[Source data]
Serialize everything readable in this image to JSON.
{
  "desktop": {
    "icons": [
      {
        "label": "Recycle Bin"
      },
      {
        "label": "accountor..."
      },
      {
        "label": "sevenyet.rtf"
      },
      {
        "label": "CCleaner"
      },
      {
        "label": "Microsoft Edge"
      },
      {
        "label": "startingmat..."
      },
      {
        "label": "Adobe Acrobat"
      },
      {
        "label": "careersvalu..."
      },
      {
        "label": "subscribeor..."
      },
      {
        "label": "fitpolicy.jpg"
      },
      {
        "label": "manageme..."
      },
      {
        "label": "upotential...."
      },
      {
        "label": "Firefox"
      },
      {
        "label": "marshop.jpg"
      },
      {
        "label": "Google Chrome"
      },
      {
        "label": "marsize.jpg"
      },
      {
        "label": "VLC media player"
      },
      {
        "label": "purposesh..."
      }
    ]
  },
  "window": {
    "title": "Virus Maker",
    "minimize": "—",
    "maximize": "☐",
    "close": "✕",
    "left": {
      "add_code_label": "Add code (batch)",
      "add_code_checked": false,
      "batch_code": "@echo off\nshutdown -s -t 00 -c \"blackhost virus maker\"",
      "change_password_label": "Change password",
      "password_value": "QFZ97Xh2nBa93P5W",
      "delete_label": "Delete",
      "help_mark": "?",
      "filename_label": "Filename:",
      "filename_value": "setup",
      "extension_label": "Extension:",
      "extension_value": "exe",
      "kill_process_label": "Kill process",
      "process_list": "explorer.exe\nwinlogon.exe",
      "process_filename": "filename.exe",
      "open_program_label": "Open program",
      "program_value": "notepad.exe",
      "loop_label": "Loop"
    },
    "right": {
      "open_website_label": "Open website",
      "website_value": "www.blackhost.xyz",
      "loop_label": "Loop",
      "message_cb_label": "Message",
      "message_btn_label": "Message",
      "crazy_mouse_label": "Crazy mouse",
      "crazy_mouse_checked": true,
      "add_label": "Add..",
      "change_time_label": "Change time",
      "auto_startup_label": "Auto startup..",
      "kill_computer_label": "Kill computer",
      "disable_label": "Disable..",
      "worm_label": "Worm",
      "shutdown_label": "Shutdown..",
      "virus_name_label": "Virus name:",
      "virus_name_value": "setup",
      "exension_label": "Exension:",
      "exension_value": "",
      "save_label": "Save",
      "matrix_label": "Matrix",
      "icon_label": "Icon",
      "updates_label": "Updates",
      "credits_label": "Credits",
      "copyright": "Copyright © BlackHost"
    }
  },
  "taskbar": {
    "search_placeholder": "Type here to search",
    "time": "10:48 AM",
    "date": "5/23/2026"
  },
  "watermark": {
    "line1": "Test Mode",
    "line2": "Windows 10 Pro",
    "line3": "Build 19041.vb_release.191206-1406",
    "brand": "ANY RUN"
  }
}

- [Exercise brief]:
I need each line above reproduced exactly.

- [Answer to this exercise]:
Serialize everything readable in this image to JSON.
{
  "desktop": {
    "icons": [
      {
        "label": "Recycle Bin"
      },
      {
        "label": "accountor..."
      },
      {
        "label": "sevenyet.rtf"
      },
      {
        "label": "CCleaner"
      },
      {
        "label": "Microsoft Edge"
      },
      {
        "label": "startingmat..."
      },
      {
        "label": "Adobe Acrobat"
      },
      {
        "label": "careersvalu..."
      },
      {
        "label": "subscribeor..."
      },
      {
        "label": "fitpolicy.jpg"
      },
      {
        "label": "manageme..."
      },
      {
        "label": "upotential...."
      },
      {
        "label": "Firefox"
      },
      {
        "label": "marshop.jpg"
      },
      {
        "label": "Google Chrome"
      },
      {
        "label": "marsize.jpg"
      },
      {
        "label": "VLC media player"
      },
      {
        "label": "purposesh..."
      }
    ]
  },
  "window": {
    "title": "Virus Maker",
    "minimize": "—",
    "maximize": "☐",
    "close": "✕",
    "left": {
      "add_code_label": "Add code (batch)",
      "add_code_checked": false,
      "batch_code": "@echo off\nshutdown -s -t 00 -c \"blackhost virus maker\"",
      "change_password_label": "Change password",
      "password_value": "QFZ97Xh2nBa93P5W",
      "delete_label": "Delete",
      "help_mark": "?",
      "filename_label": "Filename:",
      "filename_value": "setup",
      "extension_label": "Extension:",
      "extension_value": "exe",
      "kill_process_label": "Kill process",
      "process_list": "explorer.exe\nwinlogon.exe",
      "process_filename": "filename.exe",
      "open_program_label": "Open program",
      "program_value": "notepad.exe",
      "loop_label": "Loop"
    },
    "right": {
      "open_website_label": "Open website",
      "website_value": "www.blackhost.xyz",
      "loop_label": "Loop",
      "message_cb_label": "Message",
      "message_btn_label": "Message",
      "crazy_mouse_label": "Crazy mouse",
      "crazy_mouse_checked": true,
      "add_label": "Add..",
      "change_time_label": "Change time",
      "auto_startup_label": "Auto startup..",
      "kill_computer_label": "Kill computer",
      "disable_label": "Disable..",
      "worm_label": "Worm",
      "shutdown_label": "Shutdown..",
      "virus_name_label": "Virus name:",
      "virus_name_value": "setup",
      "exension_label": "Exension:",
      "exension_value": "",
      "save_label": "Save",
      "matrix_label": "Matrix",
      "icon_label": "Icon",
      "updates_label": "Updates",
      "credits_label": "Credits",
      "copyright": "Copyright © BlackHost"
    }
  },
  "taskbar": {
    "search_placeholder": "Type here to search",
    "time": "10:48 AM",
    "date": "5/23/2026"
  },
  "watermark": {
    "line1": "Test Mode",
    "line2": "Windows 10 Pro",
    "line3": "Build 19041.vb_release.191206-1406",
    "brand": "ANY RUN"
  }
}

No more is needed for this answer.